What is this, an Apple product? Are we supposed to buy on just good looks?
@ suitable1 - 14.5 hours of battery life. More than just good looks. Though it is pretty.
It’s very sexy indeed. For my uses, Windows 10 S would probably have to go but I’m assuming there’s no reason I couldn’t install Windows 10 Pro.
@ ianlee74 -
I have a Microsoft Surface Pro 4 and I am running Windows 10 Pro without problems.
Not sure my Surface Pro is the same as what you are talking about though.
They do look good and glad to see we have moved on the usual 1368x768 resolution screens of laptops from the past. Pity I already own a Dell XPS 15 as I think the i7 with 16GB RAM and 512GB SSD would make a good machine for development and CAD work when mobile. Only shame is that the burgundy colour doesn’t come in that spec
I believe that you can upgrade to Pro for free until the end of the year.
[quote=“willgeorge”]I have a Microsoft Surface Pro 4 and I am running Windows 10 Pro without problems.
Not sure my Surface Pro is the same as what you are talking about though.[/quote]

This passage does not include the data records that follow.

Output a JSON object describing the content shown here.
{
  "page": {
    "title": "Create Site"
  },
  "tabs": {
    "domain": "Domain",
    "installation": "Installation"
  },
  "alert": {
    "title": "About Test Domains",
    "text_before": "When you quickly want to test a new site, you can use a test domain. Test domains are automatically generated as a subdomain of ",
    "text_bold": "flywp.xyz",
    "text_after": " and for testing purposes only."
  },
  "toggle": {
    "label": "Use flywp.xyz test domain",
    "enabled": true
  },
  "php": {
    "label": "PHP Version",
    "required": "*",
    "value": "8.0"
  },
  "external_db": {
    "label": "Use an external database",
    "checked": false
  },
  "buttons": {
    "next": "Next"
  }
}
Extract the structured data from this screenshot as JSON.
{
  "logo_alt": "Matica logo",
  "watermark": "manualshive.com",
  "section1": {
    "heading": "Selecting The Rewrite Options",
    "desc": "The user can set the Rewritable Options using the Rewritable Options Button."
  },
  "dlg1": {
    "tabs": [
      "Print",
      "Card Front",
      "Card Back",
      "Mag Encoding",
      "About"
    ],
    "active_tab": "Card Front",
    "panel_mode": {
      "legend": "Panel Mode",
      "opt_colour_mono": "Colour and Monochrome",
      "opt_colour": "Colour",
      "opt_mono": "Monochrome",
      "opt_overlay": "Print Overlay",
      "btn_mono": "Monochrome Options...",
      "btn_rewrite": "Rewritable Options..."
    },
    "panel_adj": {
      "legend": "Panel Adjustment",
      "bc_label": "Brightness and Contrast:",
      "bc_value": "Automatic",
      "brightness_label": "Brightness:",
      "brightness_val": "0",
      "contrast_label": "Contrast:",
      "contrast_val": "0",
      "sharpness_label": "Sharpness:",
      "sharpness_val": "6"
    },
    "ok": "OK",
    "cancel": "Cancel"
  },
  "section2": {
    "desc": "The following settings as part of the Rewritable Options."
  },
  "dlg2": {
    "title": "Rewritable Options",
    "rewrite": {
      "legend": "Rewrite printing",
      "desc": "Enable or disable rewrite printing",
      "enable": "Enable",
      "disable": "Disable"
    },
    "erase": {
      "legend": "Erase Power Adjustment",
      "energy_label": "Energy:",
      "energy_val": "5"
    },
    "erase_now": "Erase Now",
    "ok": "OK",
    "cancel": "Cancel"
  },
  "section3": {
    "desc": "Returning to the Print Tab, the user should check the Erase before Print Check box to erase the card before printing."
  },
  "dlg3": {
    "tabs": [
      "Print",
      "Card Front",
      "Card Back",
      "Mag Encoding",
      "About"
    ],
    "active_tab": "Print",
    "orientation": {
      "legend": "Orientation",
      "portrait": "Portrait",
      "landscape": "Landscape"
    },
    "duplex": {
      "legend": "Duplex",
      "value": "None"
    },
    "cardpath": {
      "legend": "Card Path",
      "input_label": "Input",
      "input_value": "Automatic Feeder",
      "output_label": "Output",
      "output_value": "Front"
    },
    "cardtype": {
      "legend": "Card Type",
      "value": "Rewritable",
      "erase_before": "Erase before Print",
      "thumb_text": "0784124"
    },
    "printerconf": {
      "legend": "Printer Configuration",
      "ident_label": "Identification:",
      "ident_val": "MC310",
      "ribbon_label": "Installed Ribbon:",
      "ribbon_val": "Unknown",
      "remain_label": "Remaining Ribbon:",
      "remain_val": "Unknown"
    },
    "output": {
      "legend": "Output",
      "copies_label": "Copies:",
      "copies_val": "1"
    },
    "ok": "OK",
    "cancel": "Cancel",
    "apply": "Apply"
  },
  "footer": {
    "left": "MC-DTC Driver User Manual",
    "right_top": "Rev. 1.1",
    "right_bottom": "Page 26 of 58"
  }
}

We’re talking about the new Surface Laptop from the initial post. In case you missed it, Microsoft also announced today a new flavor of Windows, Windows 10 S. It’s a more [S]ecure version of Windows that only allows apps from the Windows Store to be installed. It’s aimed at education as is the Laptop. However, I would assume that Windows 10 Pro can be installed on this hardware the same as it can be on any other laptop. But, I don’t know enough about the Surface Laptop or Win10 S yet to say that for sure. Who knows what other security mechanisms are built-in…
Apparently, upgrading from S to Pro is a two-click operation, and will eventually cost $50. Through the end of 2017, however, it’s free.
You do, at that point, give up some of the advantages in battery life. But could be a worthwhile tradeoff depending on what you need to do.
I’d be very interested if (like Office) Microsoft starts wrapping their dev tools (VS2017, VS Code) etc. using Centennial and putting them in the store. That would make Windows 10 S much more interesting to me personally.
Obviously, if you’re doing anything with hardware, Windows 10 S would probably be a non-starter, since I’d imagine installing necessary drivers would be impossible without upgrading to Pro.
@ ianlee74 -
One thing that’s interesting is that 10 S isn’t currently available through MSDN downloads. We have to assume it will be eventually but as that FAQ mentions… Currently, if you upgrade to 10 Pro there is no way to go back to 10 S.
Well, as soon as you compiled an app with vs2017, it would be deleted because it was not downloaded from the windows store. Otherwise it would be a security loophole to just provide the source code for any app you want to install on windows S, and build it there, to bypass the restrictions, no?
A reasonable point. Would probably be a big challenge to make full VS2017 work, and VS Code would probably face similar challenges due to the need for Node and NPM to be installed, both of which represent similar security risks, in a locked-down environment.
But given that Windows 10 S arguably represents the future of Windows, Microsoft is going to have to solve these challenges sooner or later.
Authorized dev environment : Minecraft
In all seriousness though, even to develop Store apps, you need to put the box into Developer or Sideload mode, which turns off a lot of safety interlocks right there. Once those are off, you can sideload apps from anywhere whether you built them or not. I suspect that sideload and dev mode are disabled in S (though I have no firsthand experience yet).
I like the machine, and it would be high on my list if I was in the market at the moment, but I’m not. So I best keep the blinders on, head down, and forge on into the wind with my current rig(s).
Heh. Yeah, as soon as I clicked Submit on that previous comment, it occurred to me that developer mode was probably the answer…but as you note, it’s probably not sufficient, even if it is enabled on Windows 10 S. So in the short term, upgrading to Pro is probably the answer. But there has to be a long-term solution, I would think.
Well, this is interesting:
I’d love to know if this will work on Windows 10 S. Clearly, it’s possible to access hardware from a store app wrapped using Centennial. Whether that’s possible on Windows 10 S is a slightly different question. But would be cool if so.
Desktop Bridge app?
Centennial and Desktop Bridge are one and the same (the former was the codename).
BTW - as I’m sure you’re aware since you’re at BUILD, but for the benefit of those who may not be following the keynote, Microsoft announced that iTunes is coming to the Windows Store. I assume it’ll be a Desktop Bridge app, but that means that the 2nd most-used app in Windows should in theory work on Windows 10 S. Suffice it to say, that’s a pretty big deal. Who knows…maybe Microsoft will figure out how to get Chrome on the Windows Store.
Īn talking to the Microsoft folks this morning, the answer is “yes”! If its in the Store, you can run it.